(Stored dataset items)
= Beginning of Section =

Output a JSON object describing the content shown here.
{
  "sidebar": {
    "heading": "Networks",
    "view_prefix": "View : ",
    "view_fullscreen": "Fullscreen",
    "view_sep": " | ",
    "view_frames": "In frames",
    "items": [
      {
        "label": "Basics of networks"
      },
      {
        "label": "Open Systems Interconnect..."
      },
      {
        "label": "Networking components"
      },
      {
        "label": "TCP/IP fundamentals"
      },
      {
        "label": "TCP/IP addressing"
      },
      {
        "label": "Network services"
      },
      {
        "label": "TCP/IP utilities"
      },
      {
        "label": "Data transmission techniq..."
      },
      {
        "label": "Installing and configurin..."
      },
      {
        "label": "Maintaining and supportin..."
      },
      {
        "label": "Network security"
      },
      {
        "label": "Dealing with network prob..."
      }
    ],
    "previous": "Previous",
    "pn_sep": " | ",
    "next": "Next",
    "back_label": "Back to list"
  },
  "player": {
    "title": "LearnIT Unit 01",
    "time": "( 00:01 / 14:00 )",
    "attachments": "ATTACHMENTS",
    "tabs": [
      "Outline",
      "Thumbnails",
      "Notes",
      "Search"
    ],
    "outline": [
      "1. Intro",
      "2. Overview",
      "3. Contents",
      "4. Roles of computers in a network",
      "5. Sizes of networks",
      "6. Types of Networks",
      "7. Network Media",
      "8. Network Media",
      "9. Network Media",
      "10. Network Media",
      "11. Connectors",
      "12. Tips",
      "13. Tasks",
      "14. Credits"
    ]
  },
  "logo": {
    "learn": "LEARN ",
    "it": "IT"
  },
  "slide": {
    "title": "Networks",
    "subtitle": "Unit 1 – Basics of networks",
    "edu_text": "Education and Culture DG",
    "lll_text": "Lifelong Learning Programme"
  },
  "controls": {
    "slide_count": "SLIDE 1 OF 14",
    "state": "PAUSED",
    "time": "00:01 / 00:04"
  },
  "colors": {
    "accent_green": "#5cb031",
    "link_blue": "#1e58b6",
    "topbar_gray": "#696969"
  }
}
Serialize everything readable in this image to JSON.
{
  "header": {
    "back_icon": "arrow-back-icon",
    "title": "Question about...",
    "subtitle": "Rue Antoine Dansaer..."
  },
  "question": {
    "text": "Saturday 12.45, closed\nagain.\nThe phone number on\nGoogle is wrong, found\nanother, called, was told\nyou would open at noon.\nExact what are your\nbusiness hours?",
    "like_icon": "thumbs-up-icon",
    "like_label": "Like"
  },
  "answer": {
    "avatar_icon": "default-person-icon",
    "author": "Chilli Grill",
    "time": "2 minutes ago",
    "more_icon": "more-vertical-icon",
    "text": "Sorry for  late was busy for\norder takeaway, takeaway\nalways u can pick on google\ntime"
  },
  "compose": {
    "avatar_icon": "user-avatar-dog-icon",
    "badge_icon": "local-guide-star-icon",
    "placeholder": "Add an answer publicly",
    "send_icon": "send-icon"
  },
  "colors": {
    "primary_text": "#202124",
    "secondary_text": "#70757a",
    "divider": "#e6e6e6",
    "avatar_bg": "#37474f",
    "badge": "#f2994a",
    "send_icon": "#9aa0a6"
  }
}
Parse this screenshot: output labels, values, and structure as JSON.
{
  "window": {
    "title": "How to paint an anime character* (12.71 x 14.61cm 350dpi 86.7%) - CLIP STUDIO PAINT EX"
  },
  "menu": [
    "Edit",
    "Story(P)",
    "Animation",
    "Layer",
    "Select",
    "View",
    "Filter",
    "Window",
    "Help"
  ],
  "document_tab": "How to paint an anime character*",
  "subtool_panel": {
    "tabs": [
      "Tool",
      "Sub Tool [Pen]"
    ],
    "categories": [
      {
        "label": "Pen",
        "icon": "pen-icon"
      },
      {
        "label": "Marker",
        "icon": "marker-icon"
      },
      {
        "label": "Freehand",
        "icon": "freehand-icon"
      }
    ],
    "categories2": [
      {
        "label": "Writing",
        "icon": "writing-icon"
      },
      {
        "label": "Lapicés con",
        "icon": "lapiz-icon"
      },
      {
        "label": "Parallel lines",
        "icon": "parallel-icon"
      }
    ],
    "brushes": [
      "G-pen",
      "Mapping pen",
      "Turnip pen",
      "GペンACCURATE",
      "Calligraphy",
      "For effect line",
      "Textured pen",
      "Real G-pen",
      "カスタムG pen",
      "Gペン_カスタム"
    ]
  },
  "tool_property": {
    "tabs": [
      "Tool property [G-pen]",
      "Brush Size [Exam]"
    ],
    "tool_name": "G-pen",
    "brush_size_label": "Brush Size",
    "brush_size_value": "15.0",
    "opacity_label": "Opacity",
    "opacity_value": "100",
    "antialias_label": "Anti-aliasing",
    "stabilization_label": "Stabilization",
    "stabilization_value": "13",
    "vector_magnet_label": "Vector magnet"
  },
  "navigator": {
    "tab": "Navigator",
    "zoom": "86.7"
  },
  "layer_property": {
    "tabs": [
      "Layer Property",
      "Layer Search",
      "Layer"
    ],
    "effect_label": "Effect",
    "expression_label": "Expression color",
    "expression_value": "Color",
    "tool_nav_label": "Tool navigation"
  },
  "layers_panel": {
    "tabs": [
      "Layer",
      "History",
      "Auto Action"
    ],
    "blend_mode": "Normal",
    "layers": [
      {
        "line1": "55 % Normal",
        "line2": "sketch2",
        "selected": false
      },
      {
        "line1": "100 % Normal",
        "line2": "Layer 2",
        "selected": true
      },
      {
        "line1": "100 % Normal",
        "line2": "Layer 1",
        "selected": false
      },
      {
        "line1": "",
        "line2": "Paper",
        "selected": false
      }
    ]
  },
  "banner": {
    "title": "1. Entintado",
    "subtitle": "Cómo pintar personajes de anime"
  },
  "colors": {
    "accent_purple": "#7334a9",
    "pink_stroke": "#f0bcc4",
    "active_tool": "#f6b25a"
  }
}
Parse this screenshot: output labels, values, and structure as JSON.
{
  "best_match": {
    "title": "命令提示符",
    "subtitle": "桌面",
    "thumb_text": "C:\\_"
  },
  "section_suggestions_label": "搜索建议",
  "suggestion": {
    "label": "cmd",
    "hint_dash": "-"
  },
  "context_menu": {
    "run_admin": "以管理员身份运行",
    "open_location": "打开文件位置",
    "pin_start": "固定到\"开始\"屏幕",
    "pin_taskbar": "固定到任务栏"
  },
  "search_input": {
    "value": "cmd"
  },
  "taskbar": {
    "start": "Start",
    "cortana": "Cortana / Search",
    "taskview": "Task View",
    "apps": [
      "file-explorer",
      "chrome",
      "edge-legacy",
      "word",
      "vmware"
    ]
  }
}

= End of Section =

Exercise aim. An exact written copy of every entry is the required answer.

Exercise answer.
Output a JSON object describing the content shown here.
{
  "sidebar": {
    "heading": "Networks",
    "view_prefix": "View : ",
    "view_fullscreen": "Fullscreen",
    "view_sep": " | ",
    "view_frames": "In frames",
    "items": [
      {
        "label": "Basics of networks"
      },
      {
        "label": "Open Systems Interconnect..."
      },
      {
        "label": "Networking components"
      },
      {
        "label": "TCP/IP fundamentals"
      },
      {
        "label": "TCP/IP addressing"
      },
      {
        "label": "Network services"
      },
      {
        "label": "TCP/IP utilities"
      },
      {
        "label": "Data transmission techniq..."
      },
      {
        "label": "Installing and configurin..."
      },
      {
        "label": "Maintaining and supportin..."
      },
      {
        "label": "Network security"
      },
      {
        "label": "Dealing with network prob..."
      }
    ],
    "previous": "Previous",
    "pn_sep": " | ",
    "next": "Next",
    "back_label": "Back to list"
  },
  "player": {
    "title": "LearnIT Unit 01",
    "time": "( 00:01 / 14:00 )",
    "attachments": "ATTACHMENTS",
    "tabs": [
      "Outline",
      "Thumbnails",
      "Notes",
      "Search"
    ],
    "outline": [
      "1. Intro",
      "2. Overview",
      "3. Contents",
      "4. Roles of computers in a network",
      "5. Sizes of networks",
      "6. Types of Networks",
      "7. Network Media",
      "8. Network Media",
      "9. Network Media",
      "10. Network Media",
      "11. Connectors",
      "12. Tips",
      "13. Tasks",
      "14. Credits"
    ]
  },
  "logo": {
    "learn": "LEARN ",
    "it": "IT"
  },
  "slide": {
    "title": "Networks",
    "subtitle": "Unit 1 – Basics of networks",
    "edu_text": "Education and Culture DG",
    "lll_text": "Lifelong Learning Programme"
  },
  "controls": {
    "slide_count": "SLIDE 1 OF 14",
    "state": "PAUSED",
    "time": "00:01 / 00:04"
  },
  "colors": {
    "accent_green": "#5cb031",
    "link_blue": "#1e58b6",
    "topbar_gray": "#696969"
  }
}
Serialize everything readable in this image to JSON.
{
  "header": {
    "back_icon": "arrow-back-icon",
    "title": "Question about...",
    "subtitle": "Rue Antoine Dansaer..."
  },
  "question": {
    "text": "Saturday 12.45, closed\nagain.\nThe phone number on\nGoogle is wrong, found\nanother, called, was told\nyou would open at noon.\nExact what are your\nbusiness hours?",
    "like_icon": "thumbs-up-icon",
    "like_label": "Like"
  },
  "answer": {
    "avatar_icon": "default-person-icon",
    "author": "Chilli Grill",
    "time": "2 minutes ago",
    "more_icon": "more-vertical-icon",
    "text": "Sorry for  late was busy for\norder takeaway, takeaway\nalways u can pick on google\ntime"
  },
  "compose": {
    "avatar_icon": "user-avatar-dog-icon",
    "badge_icon": "local-guide-star-icon",
    "placeholder": "Add an answer publicly",
    "send_icon": "send-icon"
  },
  "colors": {
    "primary_text": "#202124",
    "secondary_text": "#70757a",
    "divider": "#e6e6e6",
    "avatar_bg": "#37474f",
    "badge": "#f2994a",
    "send_icon": "#9aa0a6"
  }
}
Parse this screenshot: output labels, values, and structure as JSON.
{
  "window": {
    "title": "How to paint an anime character* (12.71 x 14.61cm 350dpi 86.7%) - CLIP STUDIO PAINT EX"
  },
  "menu": [
    "Edit",
    "Story(P)",
    "Animation",
    "Layer",
    "Select",
    "View",
    "Filter",
    "Window",
    "Help"
  ],
  "document_tab": "How to paint an anime character*",
  "subtool_panel": {
    "tabs": [
      "Tool",
      "Sub Tool [Pen]"
    ],
    "categories": [
      {
        "label": "Pen",
        "icon": "pen-icon"
      },
      {
        "label": "Marker",
        "icon": "marker-icon"
      },
      {
        "label": "Freehand",
        "icon": "freehand-icon"
      }
    ],
    "categories2": [
      {
        "label": "Writing",
        "icon": "writing-icon"
      },
      {
        "label": "Lapicés con",
        "icon": "lapiz-icon"
      },
      {
        "label": "Parallel lines",
        "icon": "parallel-icon"
      }
    ],
    "brushes": [
      "G-pen",
      "Mapping pen",
      "Turnip pen",
      "GペンACCURATE",
      "Calligraphy",
      "For effect line",
      "Textured pen",
      "Real G-pen",
      "カスタムG pen",
      "Gペン_カスタム"
    ]
  },
  "tool_property": {
    "tabs": [
      "Tool property [G-pen]",
      "Brush Size [Exam]"
    ],
    "tool_name": "G-pen",
    "brush_size_label": "Brush Size",
    "brush_size_value": "15.0",
    "opacity_label": "Opacity",
    "opacity_value": "100",
    "antialias_label": "Anti-aliasing",
    "stabilization_label": "Stabilization",
    "stabilization_value": "13",
    "vector_magnet_label": "Vector magnet"
  },
  "navigator": {
    "tab": "Navigator",
    "zoom": "86.7"
  },
  "layer_property": {
    "tabs": [
      "Layer Property",
      "Layer Search",
      "Layer"
    ],
    "effect_label": "Effect",
    "expression_label": "Expression color",
    "expression_value": "Color",
    "tool_nav_label": "Tool navigation"
  },
  "layers_panel": {
    "tabs": [
      "Layer",
      "History",
      "Auto Action"
    ],
    "blend_mode": "Normal",
    "layers": [
      {
        "line1": "55 % Normal",
        "line2": "sketch2",
        "selected": false
      },
      {
        "line1": "100 % Normal",
        "line2": "Layer 2",
        "selected": true
      },
      {
        "line1": "100 % Normal",
        "line2": "Layer 1",
        "selected": false
      },
      {
        "line1": "",
        "line2": "Paper",
        "selected": false
      }
    ]
  },
  "banner": {
    "title": "1. Entintado",
    "subtitle": "Cómo pintar personajes de anime"
  },
  "colors": {
    "accent_purple": "#7334a9",
    "pink_stroke": "#f0bcc4",
    "active_tool": "#f6b25a"
  }
}
Parse this screenshot: output labels, values, and structure as JSON.
{
  "best_match": {
    "title": "命令提示符",
    "subtitle": "桌面",
    "thumb_text": "C:\\_"
  },
  "section_suggestions_label": "搜索建议",
  "suggestion": {
    "label": "cmd",
    "hint_dash": "-"
  },
  "context_menu": {
    "run_admin": "以管理员身份运行",
    "open_location": "打开文件位置",
    "pin_start": "固定到\"开始\"屏幕",
    "pin_taskbar": "固定到任务栏"
  },
  "search_input": {
    "value": "cmd"
  },
  "taskbar": {
    "start": "Start",
    "cortana": "Cortana / Search",
    "taskview": "Task View",
    "apps": [
      "file-explorer",
      "chrome",
      "edge-legacy",
      "word",
      "vmware"
    ]
  }
}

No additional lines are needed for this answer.